Bertra Beach is an exposed shingle and sand beach located 12km west of Westport off the R335 to Louisburgh near the foot of Croagh Patrick. It is a very popular beach for swimming, walking, bird-watching, kite surfing and windsurfing. The beach has a lifeguard in the summer months and there are toilets. The northeastern point of the beach, farthest away from the carpark, is a popular spot for shore-angling. There are important sand dunes present which have been colonised by many different plant and bird species.

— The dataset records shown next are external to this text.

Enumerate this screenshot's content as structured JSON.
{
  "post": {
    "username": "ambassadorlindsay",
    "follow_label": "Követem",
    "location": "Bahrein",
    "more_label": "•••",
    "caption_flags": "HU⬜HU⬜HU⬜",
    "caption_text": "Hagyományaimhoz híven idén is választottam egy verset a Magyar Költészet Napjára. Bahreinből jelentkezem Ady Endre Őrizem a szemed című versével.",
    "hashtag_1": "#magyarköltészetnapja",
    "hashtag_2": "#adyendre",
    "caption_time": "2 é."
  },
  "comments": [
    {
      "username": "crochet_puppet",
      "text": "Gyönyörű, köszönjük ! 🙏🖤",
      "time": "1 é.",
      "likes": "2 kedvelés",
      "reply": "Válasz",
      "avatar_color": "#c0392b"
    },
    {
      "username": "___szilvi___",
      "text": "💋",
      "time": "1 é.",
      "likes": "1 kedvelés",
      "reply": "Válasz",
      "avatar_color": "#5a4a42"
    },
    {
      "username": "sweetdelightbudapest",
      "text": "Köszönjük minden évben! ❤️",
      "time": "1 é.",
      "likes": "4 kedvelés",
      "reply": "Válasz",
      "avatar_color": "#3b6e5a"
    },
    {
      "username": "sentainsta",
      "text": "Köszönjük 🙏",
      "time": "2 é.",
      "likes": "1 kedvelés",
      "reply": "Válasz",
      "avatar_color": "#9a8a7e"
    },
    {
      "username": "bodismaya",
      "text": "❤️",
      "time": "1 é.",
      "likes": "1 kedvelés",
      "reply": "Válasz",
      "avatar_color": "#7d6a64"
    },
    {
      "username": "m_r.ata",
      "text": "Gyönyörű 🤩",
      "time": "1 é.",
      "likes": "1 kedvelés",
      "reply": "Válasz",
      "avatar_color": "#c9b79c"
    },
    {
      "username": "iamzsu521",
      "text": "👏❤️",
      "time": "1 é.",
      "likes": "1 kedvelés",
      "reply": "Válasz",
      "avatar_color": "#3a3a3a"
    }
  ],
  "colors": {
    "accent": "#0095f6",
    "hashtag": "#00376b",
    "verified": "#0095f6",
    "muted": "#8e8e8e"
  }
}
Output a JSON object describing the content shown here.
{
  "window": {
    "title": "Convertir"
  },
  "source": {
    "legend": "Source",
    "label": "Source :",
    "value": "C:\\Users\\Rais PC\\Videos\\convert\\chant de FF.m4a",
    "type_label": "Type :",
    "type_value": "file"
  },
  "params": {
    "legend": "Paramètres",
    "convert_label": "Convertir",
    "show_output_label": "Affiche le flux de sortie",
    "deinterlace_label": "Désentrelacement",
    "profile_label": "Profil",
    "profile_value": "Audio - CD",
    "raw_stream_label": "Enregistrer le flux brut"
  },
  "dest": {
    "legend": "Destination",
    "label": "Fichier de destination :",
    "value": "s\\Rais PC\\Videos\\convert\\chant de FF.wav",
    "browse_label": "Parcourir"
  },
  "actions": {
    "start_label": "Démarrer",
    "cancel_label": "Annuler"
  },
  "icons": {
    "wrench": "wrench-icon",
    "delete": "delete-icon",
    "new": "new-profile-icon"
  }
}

Clew Bay is an area of international scientific importance due to its geomorphical significance as one of the few DROWNED DRUMLIN landscapes in the world. Drumlins are low, elongated hills composed of glacially deposited materials and usually occur in fields or “swarms”. Their shape indicates the direction of ice flow with the steeper, blunt end facing the direction from which the ice came. The Clew Bay field was submerged when the ice caps melted, causing the sea level to rise. The westernmost drumlins have been almost completely eroded by the force of the Atlantic waves. The outer drumlin islands have steep seaward facing cliffs of boulder clay but much of the eroded material has been redeposited in the form of shingle spits, tombolos and forelands. Some of these spits link the western islands to create a distinctive coastal pattern and protect the inner drumlin islands from the Atlantic waves.